American Legion post turning 90

Published 5:52 pm Tuesday, July 6, 2010

A group of local veterans will celebrate an important milestone on Wednesday, July 7. That date marks the 90th anniversary of the founding of American Legion Douglas Glass Post 6.

The American Legion post was first named after Porter L. Plier, the first man from Chilton County killed in World War I. The name was changed in 1940 to simply “Chilton County Post 6,” in an effort to reflect a more inclusive organization.

“I think it’s because they wanted to make sure it covered all of Chilton County, people who served from all over,” said post member and Korean War veteran Lally Bates of Clanton.
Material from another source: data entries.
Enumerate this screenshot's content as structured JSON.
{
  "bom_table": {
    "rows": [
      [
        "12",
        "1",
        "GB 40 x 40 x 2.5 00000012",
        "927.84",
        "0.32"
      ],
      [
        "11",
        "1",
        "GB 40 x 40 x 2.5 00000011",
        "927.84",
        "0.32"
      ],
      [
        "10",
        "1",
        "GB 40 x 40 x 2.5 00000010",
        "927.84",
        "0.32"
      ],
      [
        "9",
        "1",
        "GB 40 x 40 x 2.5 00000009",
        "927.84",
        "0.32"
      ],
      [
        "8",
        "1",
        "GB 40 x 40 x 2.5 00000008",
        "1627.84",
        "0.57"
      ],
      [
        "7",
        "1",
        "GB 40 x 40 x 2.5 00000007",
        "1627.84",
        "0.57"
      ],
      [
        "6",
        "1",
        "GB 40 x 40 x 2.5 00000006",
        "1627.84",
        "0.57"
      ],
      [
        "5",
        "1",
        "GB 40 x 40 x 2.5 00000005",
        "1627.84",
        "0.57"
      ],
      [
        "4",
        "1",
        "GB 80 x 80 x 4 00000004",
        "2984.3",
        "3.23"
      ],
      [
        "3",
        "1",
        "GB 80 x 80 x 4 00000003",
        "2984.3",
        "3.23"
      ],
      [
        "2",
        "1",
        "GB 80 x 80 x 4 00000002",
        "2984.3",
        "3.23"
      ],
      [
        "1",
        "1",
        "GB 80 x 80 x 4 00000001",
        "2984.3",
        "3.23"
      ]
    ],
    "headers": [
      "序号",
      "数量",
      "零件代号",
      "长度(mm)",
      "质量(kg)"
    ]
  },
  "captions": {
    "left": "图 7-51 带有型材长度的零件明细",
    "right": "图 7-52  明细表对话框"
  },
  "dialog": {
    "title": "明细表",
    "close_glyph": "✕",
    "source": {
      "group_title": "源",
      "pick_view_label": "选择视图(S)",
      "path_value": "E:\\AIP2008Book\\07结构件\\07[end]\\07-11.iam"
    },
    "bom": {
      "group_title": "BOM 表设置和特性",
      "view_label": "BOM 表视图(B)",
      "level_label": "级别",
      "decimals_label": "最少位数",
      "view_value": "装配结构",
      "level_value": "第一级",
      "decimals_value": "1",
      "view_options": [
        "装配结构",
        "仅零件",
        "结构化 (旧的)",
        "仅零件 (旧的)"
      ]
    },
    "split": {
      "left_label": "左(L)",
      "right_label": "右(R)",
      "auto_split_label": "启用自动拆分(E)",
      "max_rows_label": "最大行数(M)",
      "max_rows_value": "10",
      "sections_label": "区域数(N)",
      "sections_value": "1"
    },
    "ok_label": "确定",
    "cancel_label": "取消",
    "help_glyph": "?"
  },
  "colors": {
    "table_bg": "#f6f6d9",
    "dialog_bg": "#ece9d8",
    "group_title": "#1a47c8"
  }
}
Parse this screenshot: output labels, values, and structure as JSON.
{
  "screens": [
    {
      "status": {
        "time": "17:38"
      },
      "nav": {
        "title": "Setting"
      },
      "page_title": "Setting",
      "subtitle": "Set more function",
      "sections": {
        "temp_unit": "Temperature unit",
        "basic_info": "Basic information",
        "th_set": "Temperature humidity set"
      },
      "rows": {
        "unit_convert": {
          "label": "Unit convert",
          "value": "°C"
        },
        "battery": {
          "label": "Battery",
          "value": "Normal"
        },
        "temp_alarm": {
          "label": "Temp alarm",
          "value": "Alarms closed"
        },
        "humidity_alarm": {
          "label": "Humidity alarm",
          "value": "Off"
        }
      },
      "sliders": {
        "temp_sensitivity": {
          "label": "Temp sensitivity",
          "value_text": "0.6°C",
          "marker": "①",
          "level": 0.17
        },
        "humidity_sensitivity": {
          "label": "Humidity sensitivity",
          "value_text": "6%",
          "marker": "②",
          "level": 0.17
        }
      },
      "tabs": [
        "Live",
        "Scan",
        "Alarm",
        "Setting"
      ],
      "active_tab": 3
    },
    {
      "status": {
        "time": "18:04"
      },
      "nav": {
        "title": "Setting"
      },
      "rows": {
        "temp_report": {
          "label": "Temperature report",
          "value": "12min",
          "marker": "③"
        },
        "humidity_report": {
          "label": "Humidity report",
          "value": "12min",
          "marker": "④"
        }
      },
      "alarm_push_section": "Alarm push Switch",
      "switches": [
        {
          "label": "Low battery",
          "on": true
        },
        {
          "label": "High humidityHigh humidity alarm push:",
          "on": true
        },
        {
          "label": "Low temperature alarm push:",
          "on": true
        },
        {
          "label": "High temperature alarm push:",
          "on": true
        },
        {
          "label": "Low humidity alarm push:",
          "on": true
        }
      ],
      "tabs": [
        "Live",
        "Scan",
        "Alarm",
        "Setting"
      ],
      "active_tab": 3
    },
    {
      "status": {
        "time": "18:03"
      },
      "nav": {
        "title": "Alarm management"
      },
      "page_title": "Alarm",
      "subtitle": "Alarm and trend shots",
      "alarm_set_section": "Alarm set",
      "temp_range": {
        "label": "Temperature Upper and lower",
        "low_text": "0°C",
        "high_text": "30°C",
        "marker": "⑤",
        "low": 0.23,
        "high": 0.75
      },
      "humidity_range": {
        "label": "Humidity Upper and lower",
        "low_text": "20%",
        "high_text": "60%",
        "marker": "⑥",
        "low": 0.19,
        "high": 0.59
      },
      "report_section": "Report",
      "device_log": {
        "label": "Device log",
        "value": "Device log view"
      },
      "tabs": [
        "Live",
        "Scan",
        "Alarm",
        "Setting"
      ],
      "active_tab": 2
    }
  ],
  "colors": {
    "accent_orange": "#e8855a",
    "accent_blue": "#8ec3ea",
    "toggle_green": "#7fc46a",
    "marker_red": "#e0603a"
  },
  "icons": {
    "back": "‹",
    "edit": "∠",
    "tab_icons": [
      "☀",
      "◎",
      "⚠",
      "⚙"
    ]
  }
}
In 1920, there were 20 charter members, all World War I veterans. These were Cecil Armstrong, I.D. Blalock, Grady D. Broadhead, Joseph N. Callaway, E.S. Callen, F.B. Collier, Hosea F. Downs, Victor J. Heard, Arthur Johnson, Oscar W. Jones, A.L. Kemp, Raymond H. Marcus, Thomas M. Parrish, William S. Parrish, Willie M. Parrish, Guy H. Roberts, Frank W. Smith, Walter L. Vinson, William S. Wilson and W.M. Wyatt.
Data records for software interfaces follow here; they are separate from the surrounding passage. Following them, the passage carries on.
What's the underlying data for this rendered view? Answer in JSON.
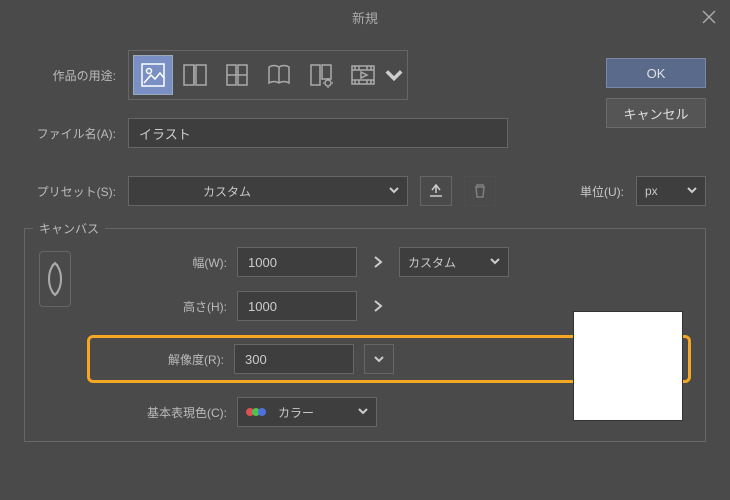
{
  "title": "新規",
  "buttons": {
    "ok": "OK",
    "cancel": "キャンセル"
  },
  "labels": {
    "purpose": "作品の用途:",
    "filename": "ファイル名(A):",
    "preset": "プリセット(S):",
    "unit": "単位(U):",
    "canvas": "キャンバス",
    "width": "幅(W):",
    "height": "高さ(H):",
    "resolution": "解像度(R):",
    "basecolor": "基本表現色(C):"
  },
  "values": {
    "filename": "イラスト",
    "preset": "カスタム",
    "unit": "px",
    "width": "1000",
    "height": "1000",
    "resolution": "300",
    "sizepreset": "カスタム",
    "colormode": "カラー"
  }
}
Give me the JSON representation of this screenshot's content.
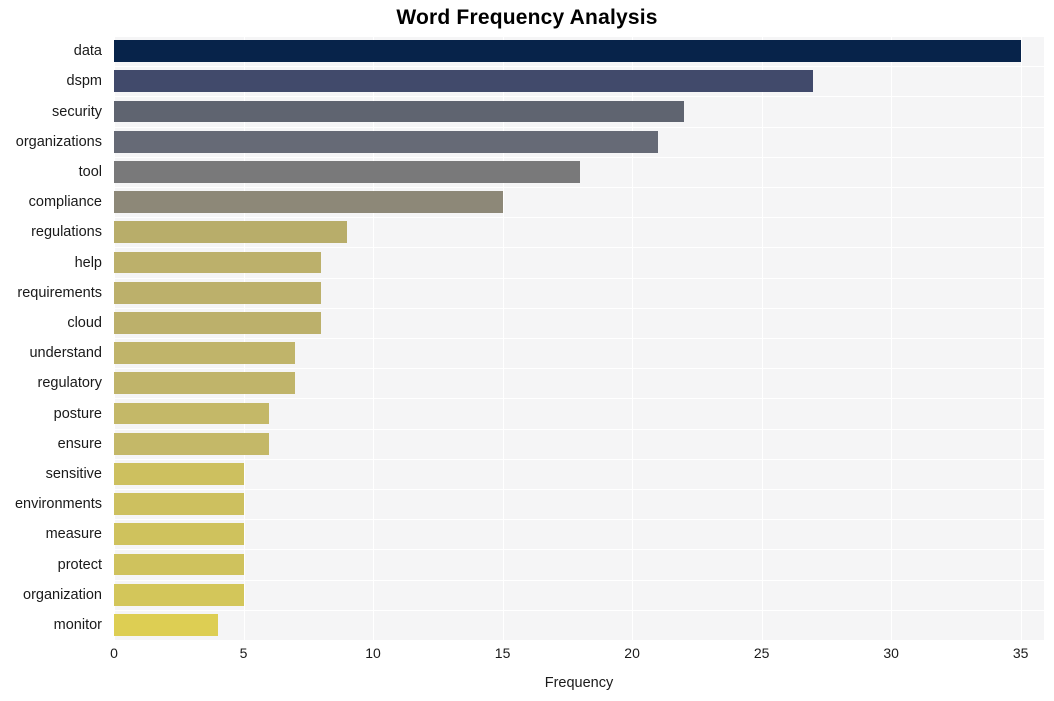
{
  "chart_data": {
    "type": "bar",
    "orientation": "horizontal",
    "title": "Word Frequency Analysis",
    "xlabel": "Frequency",
    "ylabel": "",
    "categories": [
      "data",
      "dspm",
      "security",
      "organizations",
      "tool",
      "compliance",
      "regulations",
      "help",
      "requirements",
      "cloud",
      "understand",
      "regulatory",
      "posture",
      "ensure",
      "sensitive",
      "environments",
      "measure",
      "protect",
      "organization",
      "monitor"
    ],
    "values": [
      35,
      27,
      22,
      21,
      18,
      15,
      9,
      8,
      8,
      8,
      7,
      7,
      6,
      6,
      5,
      5,
      5,
      5,
      5,
      4
    ],
    "bar_colors": [
      "#07234a",
      "#414a6b",
      "#5f6470",
      "#666a76",
      "#79797a",
      "#8d8878",
      "#b8ad6a",
      "#bcb06b",
      "#bcb06b",
      "#bcb06b",
      "#c0b46a",
      "#c0b46a",
      "#c4b868",
      "#c4b868",
      "#cdc05f",
      "#cdc05f",
      "#cfc25d",
      "#cfc25d",
      "#d3c65a",
      "#ddce53"
    ],
    "xlim": [
      0,
      35.9
    ],
    "x_ticks": [
      0,
      5,
      10,
      15,
      20,
      25,
      30,
      35
    ],
    "x_tick_labels": [
      "0",
      "5",
      "10",
      "15",
      "20",
      "25",
      "30",
      "35"
    ],
    "grid": true,
    "grid_axis": "both",
    "legend": null,
    "plot_background": "#f5f5f6",
    "figure_background": "#ffffff"
  }
}
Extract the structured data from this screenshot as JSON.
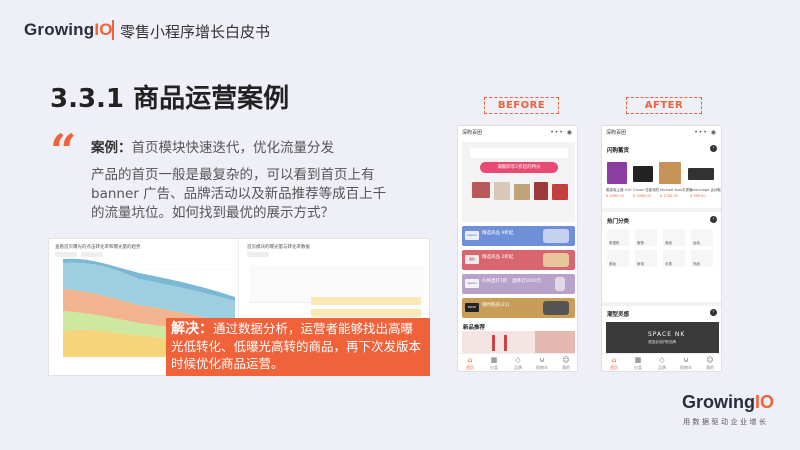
{
  "header": {
    "logo_main": "Growing",
    "logo_io": "IO",
    "title": "零售小程序增长白皮书"
  },
  "section": {
    "title": "3.3.1 商品运营案例"
  },
  "case": {
    "label": "案例：",
    "text": "首页模块快速迭代，优化流量分发",
    "description": "产品的首页一般是最复杂的，可以看到首页上有 banner 广告、品牌活动以及新品推荐等成百上千的流量坑位。如何找到最优的展示方式？"
  },
  "solution": {
    "label": "解决：",
    "text": "通过数据分析，运营者能够找出高曝光低转化、低曝光高转的商品，再下次发版本时候优化商品运营。"
  },
  "colors": {
    "accent": "#f0623a",
    "background": "#efeff8"
  },
  "before": {
    "label": "BEFORE",
    "app_name": "深煦百团",
    "banner_text": "满额即享2折起的特价",
    "strips": [
      {
        "brand": "Canon",
        "title": "精选商品 9折起"
      },
      {
        "brand": "美妆",
        "title": "精选商品 2折起"
      },
      {
        "brand": "dyson",
        "title": "价格直打1折　直降近1000元"
      },
      {
        "brand": "BOSE",
        "title": "限时购买(21)"
      }
    ],
    "new_section": "新品推荐",
    "nav": [
      "首页",
      "分类",
      "品牌",
      "购物车",
      "我的"
    ]
  },
  "after": {
    "label": "AFTER",
    "app_name": "深煦百团",
    "section1": "闪购蓄货",
    "products": [
      {
        "name": "戴森吸尘器 V10",
        "price": "¥ 2999.00"
      },
      {
        "name": "Canon 佳能相机",
        "price": "¥ 3099.00"
      },
      {
        "name": "Michael Kors手提包",
        "price": "¥ 1700.00"
      },
      {
        "name": "Balenciaga 运动鞋",
        "price": "¥ 999.00"
      }
    ],
    "section2": "热门分类",
    "categories": [
      "电视机",
      "服饰",
      "食品",
      "运动",
      "美妆",
      "家电",
      "手表",
      "饰品"
    ],
    "section3": "潮型灵感",
    "spacek_title": "SPACE NK",
    "spacek_sub": "英国全线护肤品牌",
    "nav": [
      "首页",
      "分类",
      "品牌",
      "购物车",
      "我的"
    ]
  },
  "footer": {
    "logo_main": "Growing",
    "logo_io": "IO",
    "tagline": "用数据驱动企业增长"
  },
  "data_panels": {
    "left_title": "查看首页曝光的点击转化率和曝光量的趋势",
    "right_title": "首页模块的曝光量与转化率数据"
  }
}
In nearly a century of existence, the post has provided local veterans with a common ground for staying connected and honoring those who have gone before them. It also serves to assist veterans with health problems and help conduct military funerals.

The post has grown to include veterans from World War II, Korea and Vietnam. There are currently 70 members, but there is always room for more.

“It is open to all veterans and active duty personnel,” Bates said.

In 2000, the post was renamed again — this time after the late Douglas Glass, a fellow Korean War veteran who served as post commander for more than 10 consecutive years, from 1985 to 1996 prior to his death in 1996.

The current commander is Jerry Grooms of Clanton, who was just elected to his third term. Grooms was out of town Tuesday and was not available for comment.

The local American Legion did not have its own facility until 1960, when the current building located on Enterprise Road was constructed. Prior to that, the veterans held meetings on the second floor of what is now Messer’s jewelry store. Currently, they hold meetings on the first Monday of each month at 6 p.m.

The facility is also used as a polling place and is available for rent at the daily rate of $150.

The American Legion helps more than just veterans. They also contribute to Boys State and Girls State, an annual opportunity for selected high school juniors to enhance their leadership skills. Those who are selected become familiar with the operation of government and meet well-known state, county and city officials.

Bates wished to recognize the efforts of all veterans, both past and present, who have contributed to the organization.

“A lot of people don’t realize we have been in existence that long,” he said.